Once I took out the RC receiver/control unit, it was just a matter of finding the right PWM values for the Arduino to use as "left" and "right" (and of course, learning how to code the servo control in the process ;)).  I don't need to use the full range of servo motion: after a certain point in either direction, the steering reaches full lock and the wheels no longer turn - any more than this actually makes the chassis creak a little.

In hindsight, a simpler RC car would have been easier to start learning with.  Although I think this will be better in the long run: I have more flexibility, a bigger platform and the motor is quite a powerful little beast.

Hey thanks for the explanations. My chassis are cheaper because they have a DC motor (bang bang) for steering and not as easy to control I guess.  Waiting for your next video to see how it's gona work with "eyes".

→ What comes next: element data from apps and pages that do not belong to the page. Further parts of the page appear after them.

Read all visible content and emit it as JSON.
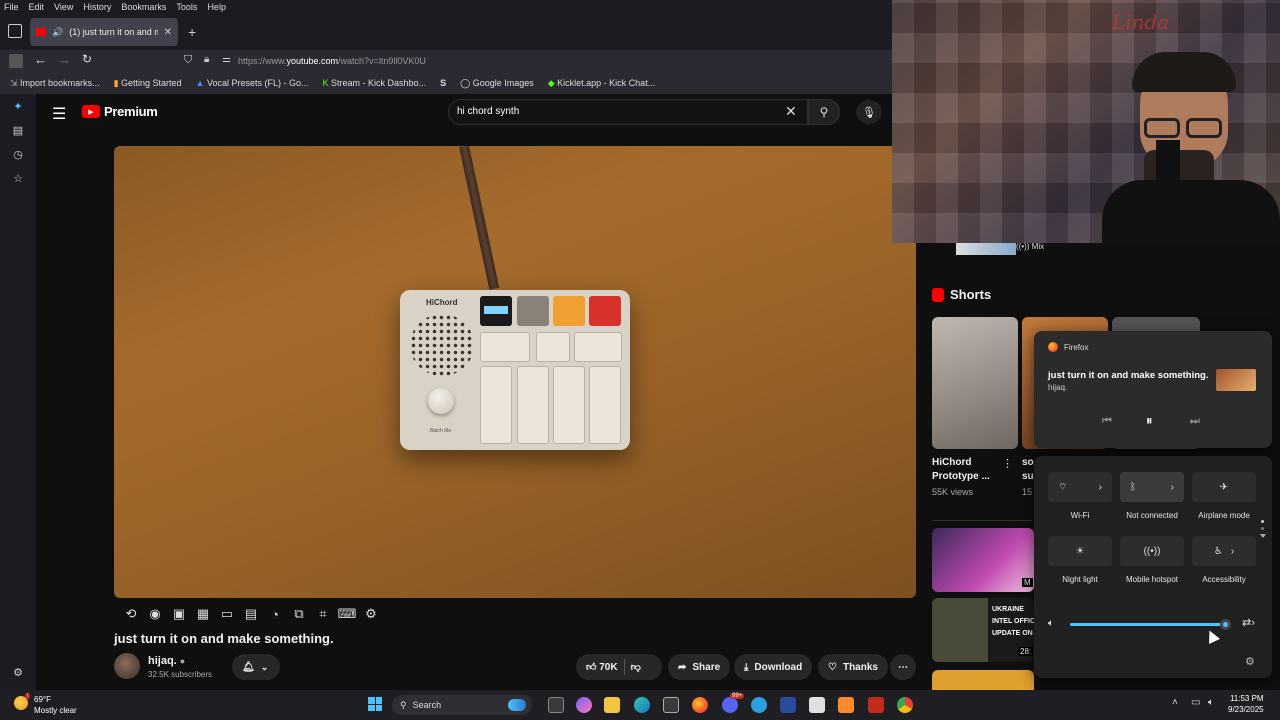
{
  "menu": [
    "File",
    "Edit",
    "View",
    "History",
    "Bookmarks",
    "Tools",
    "Help"
  ],
  "tab": {
    "title": "(1) just turn it on and make"
  },
  "url": {
    "prefix": "https://www.",
    "domain": "youtube.com",
    "path": "/watch?v=ltn9ll0VK0U"
  },
  "bookmarks": [
    "Import bookmarks...",
    "Getting Started",
    "Vocal Presets (FL) - Go...",
    "Stream - Kick Dashbo...",
    "Google Images",
    "Kicklet.app - Kick Chat..."
  ],
  "youtube": {
    "brand": "Premium",
    "search_value": "hi chord synth",
    "device_label": "HiChord",
    "knob_label": "Batch Me",
    "video_title": "just turn it on and make something.",
    "channel": {
      "name": "hijaq.",
      "subs": "32.5K subscribers"
    },
    "likes": "70K",
    "share": "Share",
    "download": "Download",
    "thanks": "Thanks",
    "mix_label": "Mix"
  },
  "shorts": {
    "heading": "Shorts",
    "item1": {
      "title_line1": "HiChord",
      "title_line2": "Prototype ...",
      "views": "55K views"
    },
    "item2": {
      "title_line1": "so",
      "title_line2": "su",
      "views": "15"
    }
  },
  "sidebar_thumbs": {
    "time1": "M",
    "news": [
      "UKRAINE",
      "INTEL OFFICI",
      "UPDATE ON U"
    ],
    "time2": "28:"
  },
  "media_flyout": {
    "app": "Firefox",
    "title": "just turn it on and make something.",
    "artist": "hijaq."
  },
  "quick_settings": {
    "tiles": [
      {
        "label": "Wi-Fi"
      },
      {
        "label": "Not connected"
      },
      {
        "label": "Airplane mode"
      },
      {
        "label": "Night light"
      },
      {
        "label": "Mobile hotspot"
      },
      {
        "label": "Accessibility"
      }
    ],
    "volume_percent": 100
  },
  "taskbar": {
    "weather_temp": "69°F",
    "weather_desc": "Mostly clear",
    "search": "Search",
    "time": "11:53 PM",
    "date": "9/23/2025",
    "badge": "99+"
  },
  "colors": {
    "yt_red": "#ff0000",
    "accent_blue": "#4cc2ff",
    "panel": "#202020"
  }
}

No problem :)

Nice job! I have a similar chassis, ESC and servo. I have been down the route of the "simpler" RC and to be honest I don't think they are simpler at all. You have to make or wire to an H bridge, which has PWM and a couple of digital lines for each motor instead of just PWM. I think I have a similar ESC to yours. I need to implement braking on mine. Does your ESC have an idling adjustment screw or is the center preset to some value?


My ESC (the Tamiya TEU-101BK) has a button you use to set the values for: neutral, full acceleration and full reverse.  I have the ESC set up as a servo in my code - the ESC responds to this with no problems.  To calibrate the values to use in my code, I programmed a simple script for the Arduino to cycle the ESC signal from 90, up to 180, down to zero, then repeat (not sure about other microcontrollers, but Arduino goes from 0 to 180 for servo control).  Each time it changes speed, I press the button to set the value.  I actually only use 105 and 75 as my forward and reverse values - anything higher/lower is far too fast without "real" sensors.  

I set up the "brake" command as a separate subprocedure to be triggered by an interrupt:


void Brakes() {


  Serial.println("Brakes on!!");



All it does is just set the throttle to full reverse - before this is called, the car will be moving forward so it applies the brakes.  After this is called, there's a 200ms delay before the "Stop" procedure is called; this procedure just sets the output to 90 - neutral.  Then there's another 200ms delay before it reverses away.  I found that the delays had to be present, otherwise it simply refused to go into reverse - these were the lowest values I found that work.  This is probably because the ESC is not expecting the millisecond precision that a microcontroller can offer, and is expecting a (comparatively) slower meatsack to be at the controls ;).


The link to the full Arduino code is in the original post - of course it will only help if you are using Arduino or can read Arduino code ;).

great work!